> [WORK REQUIRED]:
Below are some records; return each one exactly as written.

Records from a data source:
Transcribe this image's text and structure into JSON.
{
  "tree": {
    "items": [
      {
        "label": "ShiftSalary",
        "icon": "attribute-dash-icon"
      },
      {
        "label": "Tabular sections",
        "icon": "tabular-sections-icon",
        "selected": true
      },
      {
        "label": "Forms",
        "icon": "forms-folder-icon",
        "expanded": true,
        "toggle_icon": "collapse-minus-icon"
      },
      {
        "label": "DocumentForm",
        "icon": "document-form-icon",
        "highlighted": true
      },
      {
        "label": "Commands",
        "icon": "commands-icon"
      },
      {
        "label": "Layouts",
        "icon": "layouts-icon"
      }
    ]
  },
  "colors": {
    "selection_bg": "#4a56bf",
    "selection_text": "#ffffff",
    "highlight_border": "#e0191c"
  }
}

> [RESULT]:
Transcribe this image's text and structure into JSON.
{
  "tree": {
    "items": [
      {
        "label": "ShiftSalary",
        "icon": "attribute-dash-icon"
      },
      {
        "label": "Tabular sections",
        "icon": "tabular-sections-icon",
        "selected": true
      },
      {
        "label": "Forms",
        "icon": "forms-folder-icon",
        "expanded": true,
        "toggle_icon": "collapse-minus-icon"
      },
      {
        "label": "DocumentForm",
        "icon": "document-form-icon",
        "highlighted": true
      },
      {
        "label": "Commands",
        "icon": "commands-icon"
      },
      {
        "label": "Layouts",
        "icon": "layouts-icon"
      }
    ]
  },
  "colors": {
    "selection_bg": "#4a56bf",
    "selection_text": "#ffffff",
    "highlight_border": "#e0191c"
  }
}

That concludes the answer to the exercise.